Material for this task below:

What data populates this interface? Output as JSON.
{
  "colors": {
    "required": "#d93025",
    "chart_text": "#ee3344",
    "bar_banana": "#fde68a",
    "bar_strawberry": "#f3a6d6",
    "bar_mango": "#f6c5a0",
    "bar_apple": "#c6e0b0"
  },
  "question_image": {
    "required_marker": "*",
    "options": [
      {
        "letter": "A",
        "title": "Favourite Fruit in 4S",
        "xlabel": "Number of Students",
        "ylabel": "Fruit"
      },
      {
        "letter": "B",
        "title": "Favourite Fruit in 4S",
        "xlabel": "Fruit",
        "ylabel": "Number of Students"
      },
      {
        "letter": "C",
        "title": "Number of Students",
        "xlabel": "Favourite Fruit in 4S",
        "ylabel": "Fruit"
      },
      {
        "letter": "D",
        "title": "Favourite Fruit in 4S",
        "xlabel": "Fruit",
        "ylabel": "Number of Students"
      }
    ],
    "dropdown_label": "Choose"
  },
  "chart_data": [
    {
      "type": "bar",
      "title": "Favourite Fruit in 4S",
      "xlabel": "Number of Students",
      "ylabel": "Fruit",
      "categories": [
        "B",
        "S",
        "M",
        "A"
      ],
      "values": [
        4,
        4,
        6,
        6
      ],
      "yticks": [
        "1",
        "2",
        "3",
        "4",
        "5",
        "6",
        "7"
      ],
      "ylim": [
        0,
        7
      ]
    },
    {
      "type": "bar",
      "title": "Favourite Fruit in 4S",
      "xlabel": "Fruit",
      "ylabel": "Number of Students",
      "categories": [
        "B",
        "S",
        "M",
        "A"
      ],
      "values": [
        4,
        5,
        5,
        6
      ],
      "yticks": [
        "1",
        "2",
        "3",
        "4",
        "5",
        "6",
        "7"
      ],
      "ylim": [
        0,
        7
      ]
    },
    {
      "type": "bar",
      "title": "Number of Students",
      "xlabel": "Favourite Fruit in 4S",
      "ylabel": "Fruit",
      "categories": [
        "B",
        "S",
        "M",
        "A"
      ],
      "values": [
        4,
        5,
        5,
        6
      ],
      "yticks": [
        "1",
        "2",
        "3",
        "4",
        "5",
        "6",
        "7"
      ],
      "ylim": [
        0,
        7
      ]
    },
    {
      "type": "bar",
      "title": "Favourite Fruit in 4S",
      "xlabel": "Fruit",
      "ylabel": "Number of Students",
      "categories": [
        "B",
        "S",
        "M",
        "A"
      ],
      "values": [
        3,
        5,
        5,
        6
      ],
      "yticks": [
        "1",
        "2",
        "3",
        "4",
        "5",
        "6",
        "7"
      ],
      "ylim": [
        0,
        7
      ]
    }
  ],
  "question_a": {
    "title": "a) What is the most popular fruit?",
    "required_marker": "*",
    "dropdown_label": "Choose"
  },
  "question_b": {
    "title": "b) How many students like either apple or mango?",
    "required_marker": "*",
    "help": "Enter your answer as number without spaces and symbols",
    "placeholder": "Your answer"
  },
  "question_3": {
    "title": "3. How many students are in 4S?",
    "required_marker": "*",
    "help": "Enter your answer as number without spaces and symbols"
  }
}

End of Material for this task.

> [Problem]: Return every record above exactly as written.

> [Completed task]:
What data populates this interface? Output as JSON.
{
  "colors": {
    "required": "#d93025",
    "chart_text": "#ee3344",
    "bar_banana": "#fde68a",
    "bar_strawberry": "#f3a6d6",
    "bar_mango": "#f6c5a0",
    "bar_apple": "#c6e0b0"
  },
  "question_image": {
    "required_marker": "*",
    "options": [
      {
        "letter": "A",
        "title": "Favourite Fruit in 4S",
        "xlabel": "Number of Students",
        "ylabel": "Fruit"
      },
      {
        "letter": "B",
        "title": "Favourite Fruit in 4S",
        "xlabel": "Fruit",
        "ylabel": "Number of Students"
      },
      {
        "letter": "C",
        "title": "Number of Students",
        "xlabel": "Favourite Fruit in 4S",
        "ylabel": "Fruit"
      },
      {
        "letter": "D",
        "title": "Favourite Fruit in 4S",
        "xlabel": "Fruit",
        "ylabel": "Number of Students"
      }
    ],
    "dropdown_label": "Choose"
  },
  "chart_data": [
    {
      "type": "bar",
      "title": "Favourite Fruit in 4S",
      "xlabel": "Number of Students",
      "ylabel": "Fruit",
      "categories": [
        "B",
        "S",
        "M",
        "A"
      ],
      "values": [
        4,
        4,
        6,
        6
      ],
      "yticks": [
        "1",
        "2",
        "3",
        "4",
        "5",
        "6",
        "7"
      ],
      "ylim": [
        0,
        7
      ]
    },
    {
      "type": "bar",
      "title": "Favourite Fruit in 4S",
      "xlabel": "Fruit",
      "ylabel": "Number of Students",
      "categories": [
        "B",
        "S",
        "M",
        "A"
      ],
      "values": [
        4,
        5,
        5,
        6
      ],
      "yticks": [
        "1",
        "2",
        "3",
        "4",
        "5",
        "6",
        "7"
      ],
      "ylim": [
        0,
        7
      ]
    },
    {
      "type": "bar",
      "title": "Number of Students",
      "xlabel": "Favourite Fruit in 4S",
      "ylabel": "Fruit",
      "categories": [
        "B",
        "S",
        "M",
        "A"
      ],
      "values": [
        4,
        5,
        5,
        6
      ],
      "yticks": [
        "1",
        "2",
        "3",
        "4",
        "5",
        "6",
        "7"
      ],
      "ylim": [
        0,
        7
      ]
    },
    {
      "type": "bar",
      "title": "Favourite Fruit in 4S",
      "xlabel": "Fruit",
      "ylabel": "Number of Students",
      "categories": [
        "B",
        "S",
        "M",
        "A"
      ],
      "values": [
        3,
        5,
        5,
        6
      ],
      "yticks": [
        "1",
        "2",
        "3",
        "4",
        "5",
        "6",
        "7"
      ],
      "ylim": [
        0,
        7
      ]
    }
  ],
  "question_a": {
    "title": "a) What is the most popular fruit?",
    "required_marker": "*",
    "dropdown_label": "Choose"
  },
  "question_b": {
    "title": "b) How many students like either apple or mango?",
    "required_marker": "*",
    "help": "Enter your answer as number without spaces and symbols",
    "placeholder": "Your answer"
  },
  "question_3": {
    "title": "3. How many students are in 4S?",
    "required_marker": "*",
    "help": "Enter your answer as number without spaces and symbols"
  }
}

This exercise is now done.